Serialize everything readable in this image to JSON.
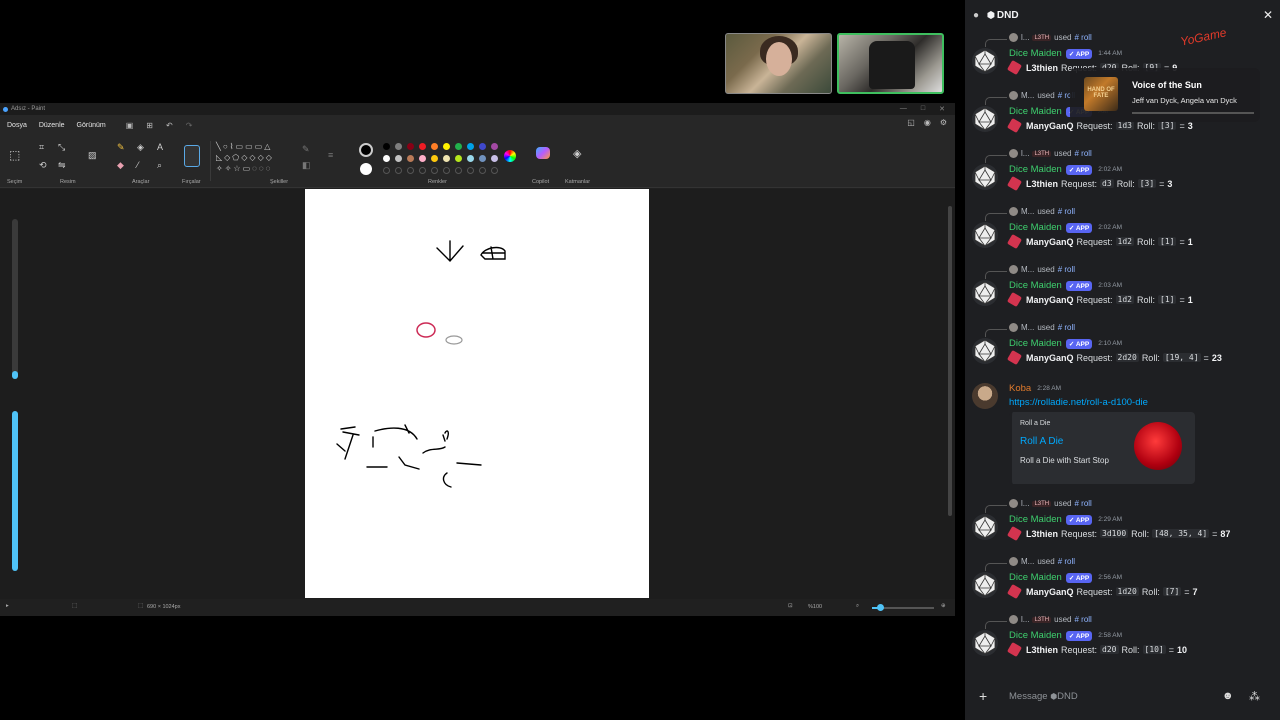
{
  "paint": {
    "title": "Adsız - Paint",
    "menu": [
      "Dosya",
      "Düzenle",
      "Görünüm"
    ],
    "groups": {
      "selection": "Seçim",
      "image": "Resim",
      "tools": "Araçlar",
      "brushes": "Fırçalar",
      "shapes": "Şekiller",
      "colors": "Renkler",
      "copilot": "Copilot",
      "layers": "Katmanlar"
    },
    "status": {
      "size": "690 × 1024px",
      "zoom": "%100"
    },
    "colors": [
      "#000000",
      "#7f7f7f",
      "#880015",
      "#ed1c24",
      "#ff7f27",
      "#fff200",
      "#22b14c",
      "#00a2e8",
      "#3f48cc",
      "#a349a4",
      "#ffffff",
      "#c3c3c3",
      "#b97a57",
      "#ffaec9",
      "#ffc90e",
      "#efe4b0",
      "#b5e61d",
      "#99d9ea",
      "#7092be",
      "#c8bfe7"
    ]
  },
  "discord": {
    "channel": "DND",
    "close": "✕",
    "message_placeholder": "Message ",
    "message_channel": "DND",
    "messages": [
      {
        "reply_user": "l...",
        "reply_tag": "L3TH",
        "used": "used",
        "cmd": "roll",
        "author": "Dice Maiden",
        "app": "APP",
        "time": "1:44 AM",
        "user": "L3thien",
        "request": "d20",
        "roll": "[9]",
        "total": "9"
      },
      {
        "reply_user": "M...",
        "reply_tag": "",
        "used": "used",
        "cmd": "roll",
        "author": "Dice Maiden",
        "app": "APP",
        "time": "AM",
        "user": "ManyGanQ",
        "request": "1d3",
        "roll": "[3]",
        "total": "3"
      },
      {
        "reply_user": "l...",
        "reply_tag": "L3TH",
        "used": "used",
        "cmd": "roll",
        "author": "Dice Maiden",
        "app": "APP",
        "time": "2:02 AM",
        "user": "L3thien",
        "request": "d3",
        "roll": "[3]",
        "total": "3"
      },
      {
        "reply_user": "M...",
        "reply_tag": "",
        "used": "used",
        "cmd": "roll",
        "author": "Dice Maiden",
        "app": "APP",
        "time": "2:02 AM",
        "user": "ManyGanQ",
        "request": "1d2",
        "roll": "[1]",
        "total": "1"
      },
      {
        "reply_user": "M...",
        "reply_tag": "",
        "used": "used",
        "cmd": "roll",
        "author": "Dice Maiden",
        "app": "APP",
        "time": "2:03 AM",
        "user": "ManyGanQ",
        "request": "1d2",
        "roll": "[1]",
        "total": "1"
      },
      {
        "reply_user": "M...",
        "reply_tag": "",
        "used": "used",
        "cmd": "roll",
        "author": "Dice Maiden",
        "app": "APP",
        "time": "2:10 AM",
        "user": "ManyGanQ",
        "request": "2d20",
        "roll": "[19, 4]",
        "total": "23"
      }
    ],
    "koba": {
      "author": "Koba",
      "time": "2:28 AM",
      "link": "https://rolladie.net/roll-a-d100-die",
      "embed_site": "Roll a Die",
      "embed_title": "Roll A Die",
      "embed_desc": "Roll a Die with Start Stop"
    },
    "messages2": [
      {
        "reply_user": "l...",
        "reply_tag": "L3TH",
        "used": "used",
        "cmd": "roll",
        "author": "Dice Maiden",
        "app": "APP",
        "time": "2:29 AM",
        "user": "L3thien",
        "request": "3d100",
        "roll": "[48, 35, 4]",
        "total": "87"
      },
      {
        "reply_user": "M...",
        "reply_tag": "",
        "used": "used",
        "cmd": "roll",
        "author": "Dice Maiden",
        "app": "APP",
        "time": "2:56 AM",
        "user": "ManyGanQ",
        "request": "1d20",
        "roll": "[7]",
        "total": "7"
      },
      {
        "reply_user": "l...",
        "reply_tag": "L3TH",
        "used": "used",
        "cmd": "roll",
        "author": "Dice Maiden",
        "app": "APP",
        "time": "2:58 AM",
        "user": "L3thien",
        "request": "d20",
        "roll": "[10]",
        "total": "10"
      }
    ],
    "labels": {
      "request": "Request:",
      "roll": "Roll:",
      "eq": "="
    }
  },
  "music": {
    "title": "Voice of the Sun",
    "artist": "Jeff van Dyck, Angela van Dyck",
    "album_text": "HAND OF FATE"
  },
  "overlay": {
    "logo_text": "YoGame"
  }
}
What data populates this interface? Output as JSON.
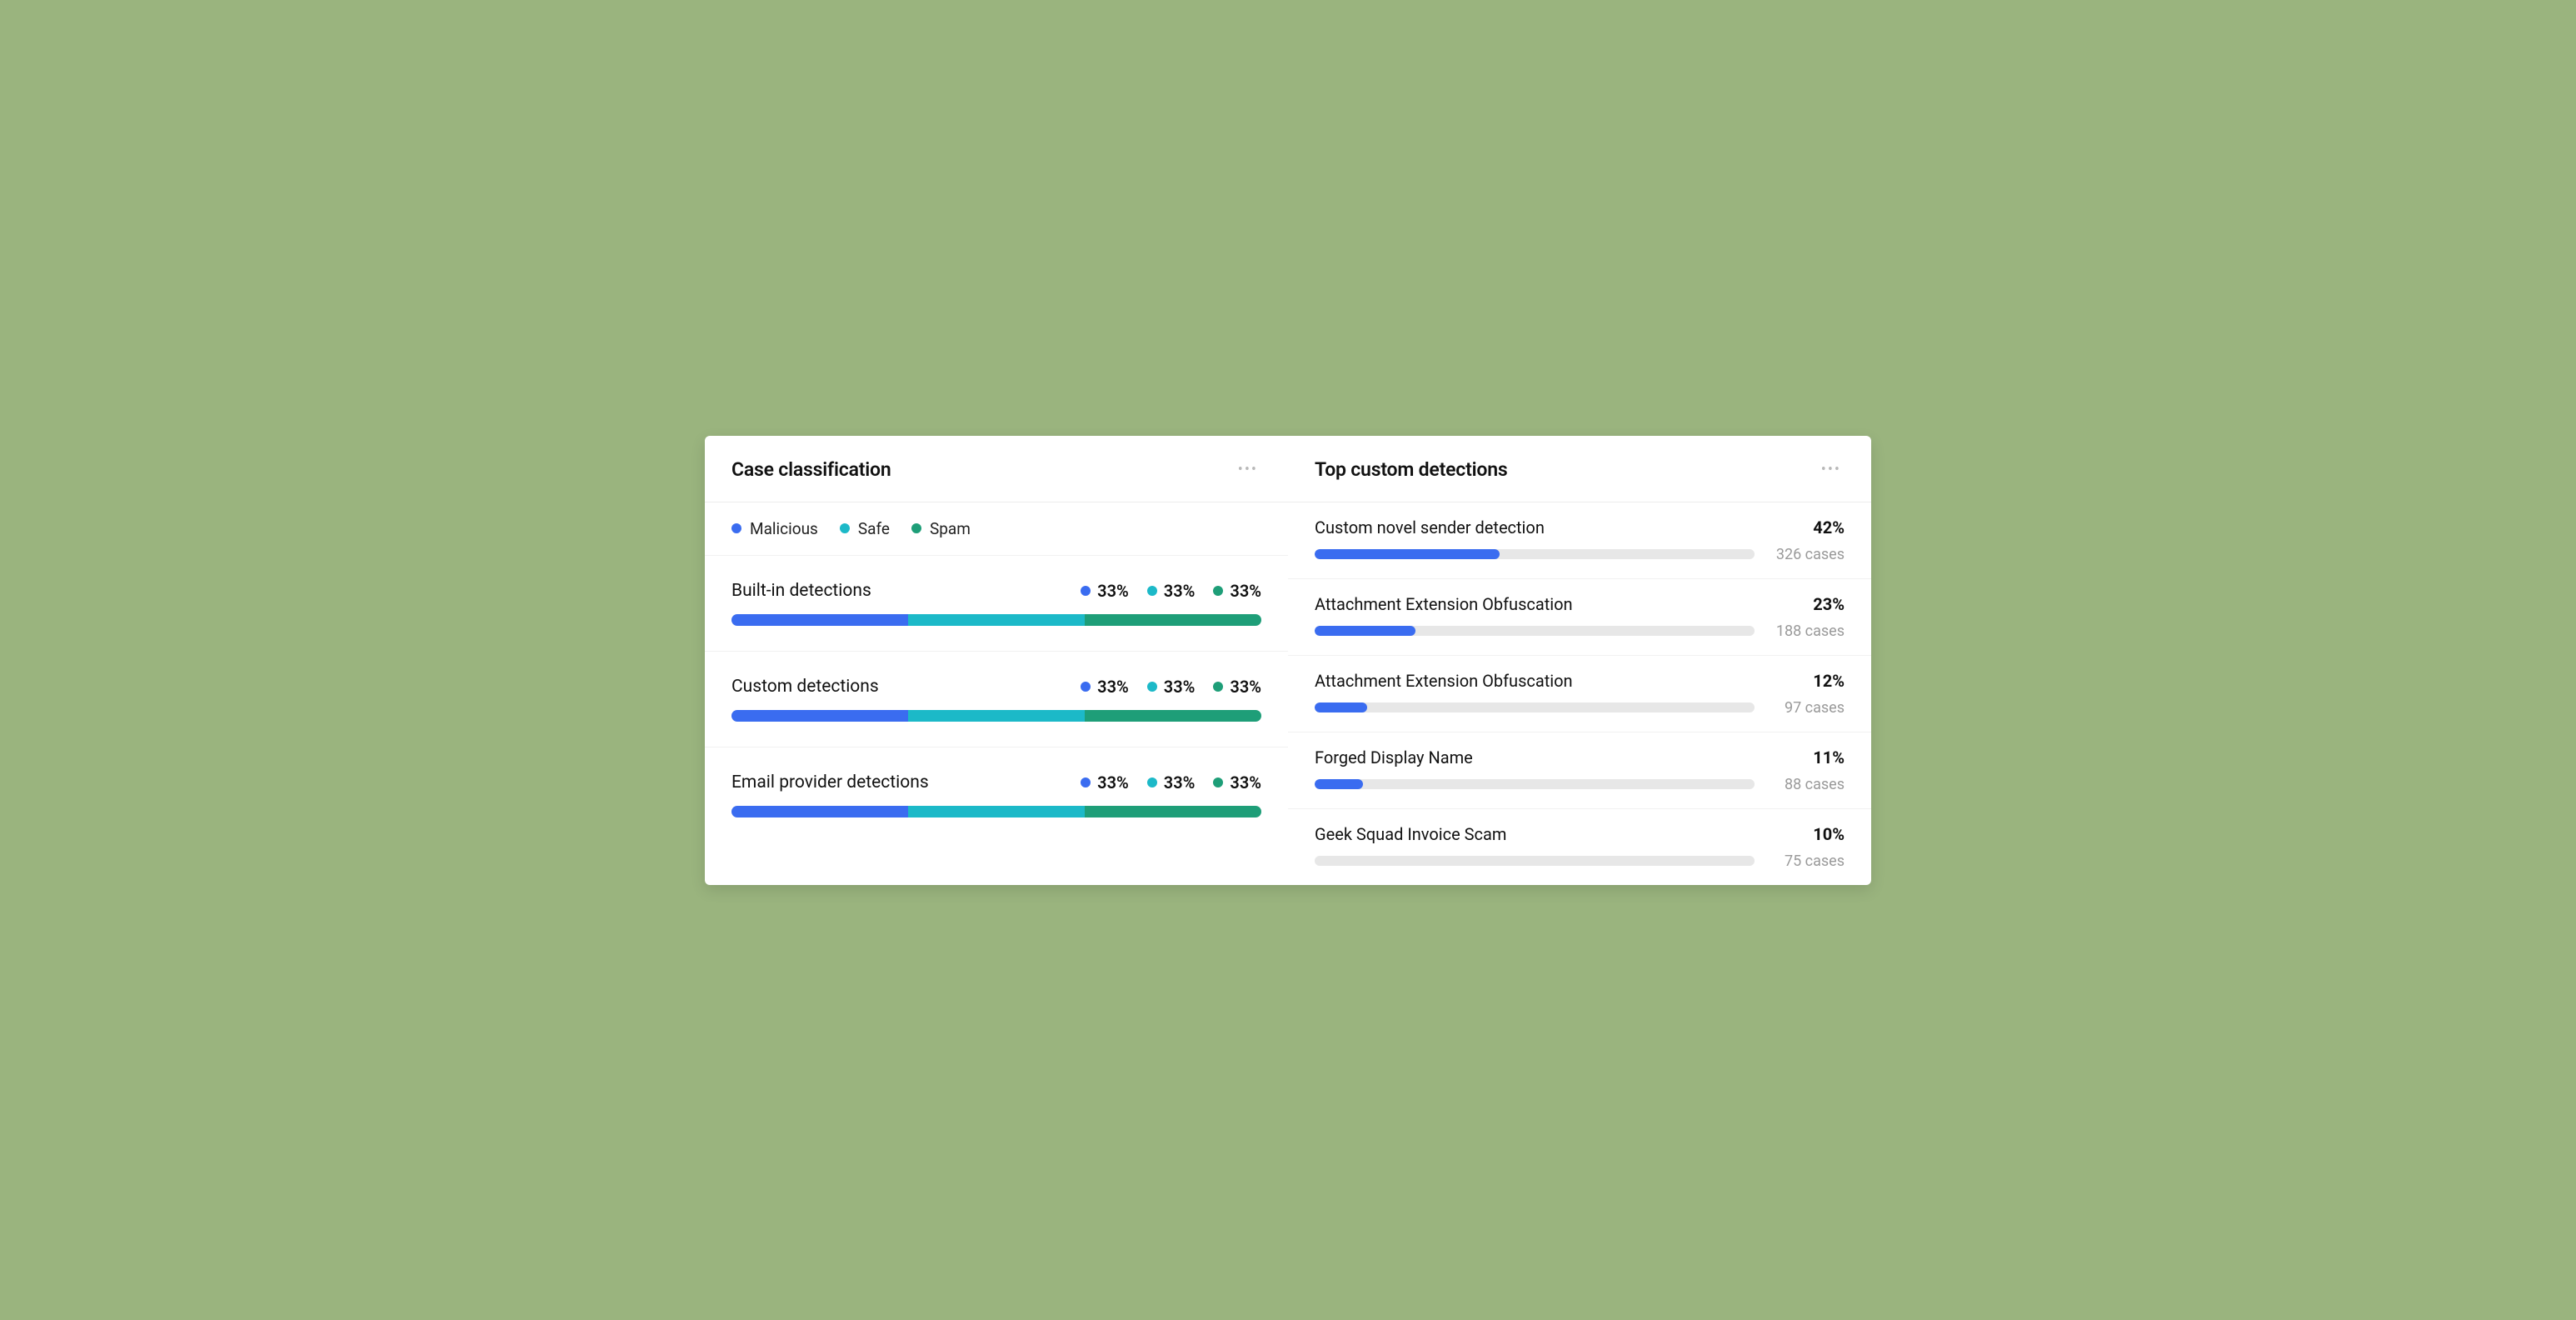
{
  "colors": {
    "malicious": "#3a6cf0",
    "safe": "#1cb9c8",
    "spam": "#1e9e78",
    "bar_fill": "#3a6cf0",
    "bar_track": "#e7e7e7"
  },
  "case_classification": {
    "title": "Case classification",
    "legend": [
      {
        "label": "Malicious",
        "color_key": "malicious"
      },
      {
        "label": "Safe",
        "color_key": "safe"
      },
      {
        "label": "Spam",
        "color_key": "spam"
      }
    ],
    "rows": [
      {
        "label": "Built-in detections",
        "malicious": "33%",
        "safe": "33%",
        "spam": "33%"
      },
      {
        "label": "Custom detections",
        "malicious": "33%",
        "safe": "33%",
        "spam": "33%"
      },
      {
        "label": "Email provider detections",
        "malicious": "33%",
        "safe": "33%",
        "spam": "33%"
      }
    ]
  },
  "top_custom_detections": {
    "title": "Top custom detections",
    "rows": [
      {
        "name": "Custom novel sender detection",
        "pct": "42%",
        "cases": "326 cases",
        "fill": 42
      },
      {
        "name": "Attachment Extension Obfuscation",
        "pct": "23%",
        "cases": "188 cases",
        "fill": 23
      },
      {
        "name": "Attachment Extension Obfuscation",
        "pct": "12%",
        "cases": "97 cases",
        "fill": 12
      },
      {
        "name": "Forged Display Name",
        "pct": "11%",
        "cases": "88 cases",
        "fill": 11
      },
      {
        "name": "Geek Squad Invoice Scam",
        "pct": "10%",
        "cases": "75 cases",
        "fill": 0
      }
    ]
  },
  "chart_data": [
    {
      "type": "bar",
      "title": "Case classification",
      "stacked": true,
      "categories": [
        "Built-in detections",
        "Custom detections",
        "Email provider detections"
      ],
      "series": [
        {
          "name": "Malicious",
          "values": [
            33,
            33,
            33
          ]
        },
        {
          "name": "Safe",
          "values": [
            33,
            33,
            33
          ]
        },
        {
          "name": "Spam",
          "values": [
            33,
            33,
            33
          ]
        }
      ],
      "xlabel": "",
      "ylabel": "%",
      "ylim": [
        0,
        100
      ]
    },
    {
      "type": "bar",
      "title": "Top custom detections",
      "categories": [
        "Custom novel sender detection",
        "Attachment Extension Obfuscation",
        "Attachment Extension Obfuscation",
        "Forged Display Name",
        "Geek Squad Invoice Scam"
      ],
      "values": [
        42,
        23,
        12,
        11,
        10
      ],
      "annotations": [
        "326 cases",
        "188 cases",
        "97 cases",
        "88 cases",
        "75 cases"
      ],
      "xlabel": "",
      "ylabel": "%",
      "ylim": [
        0,
        100
      ]
    }
  ]
}
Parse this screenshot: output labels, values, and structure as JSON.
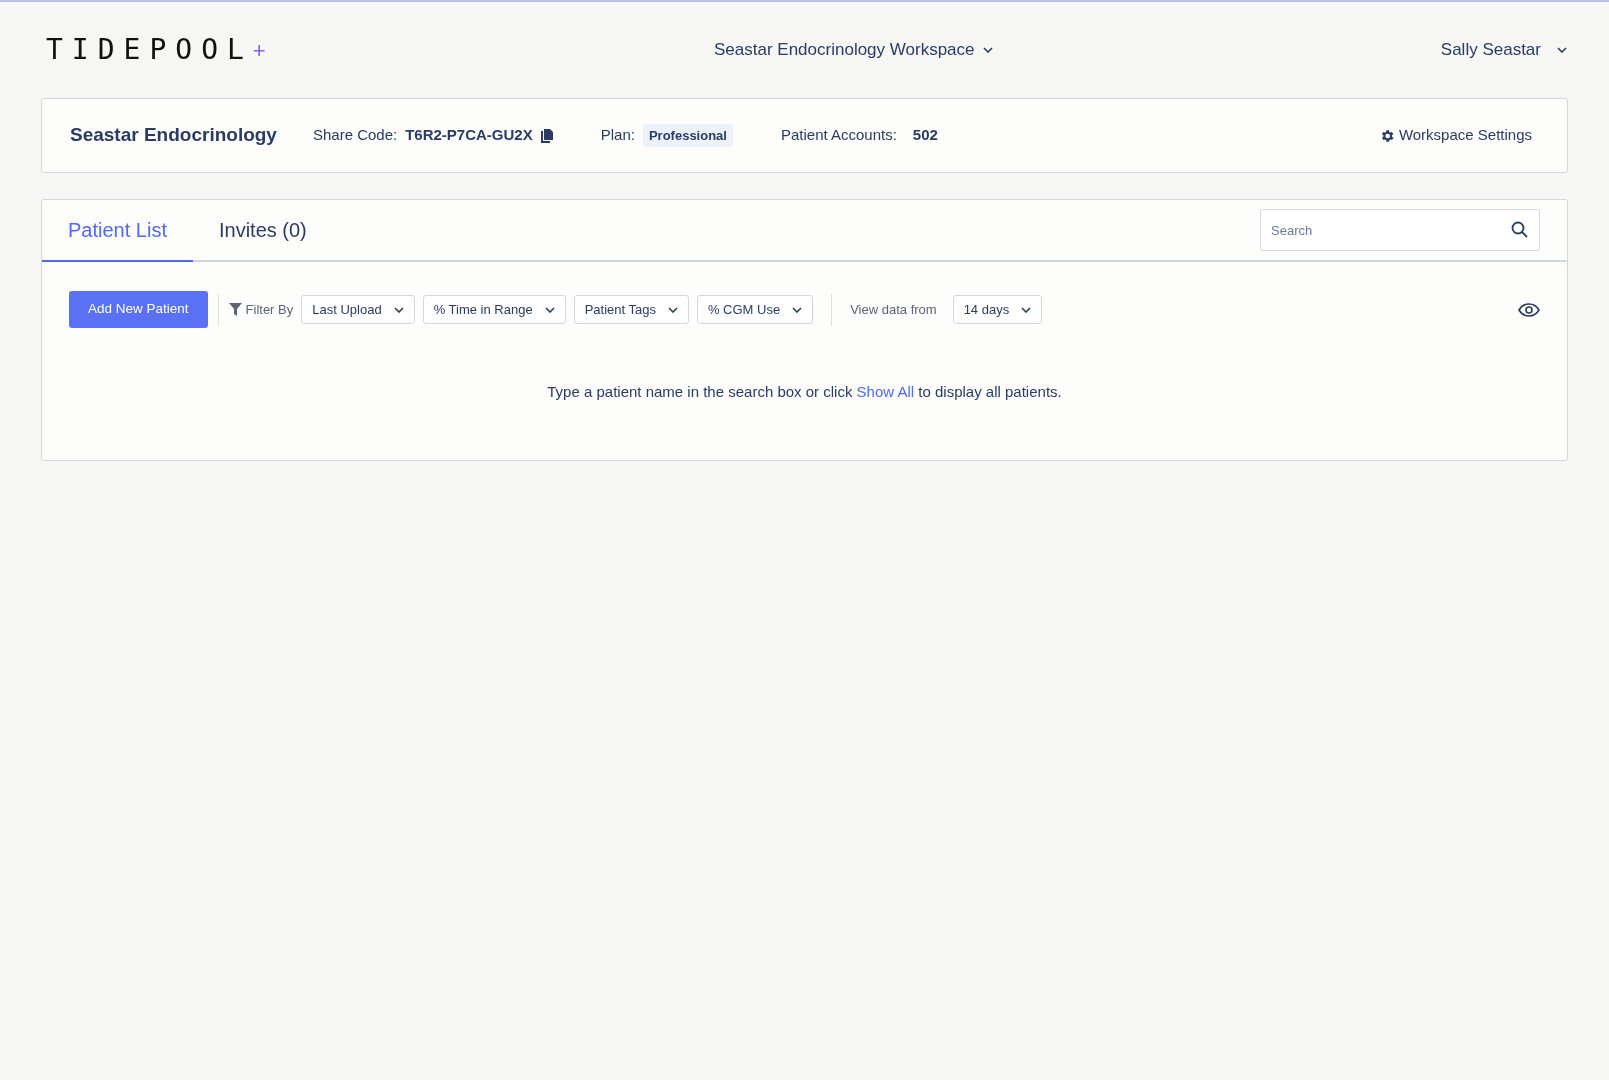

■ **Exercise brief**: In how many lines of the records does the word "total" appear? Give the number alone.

■ **Solution to this problem**: 9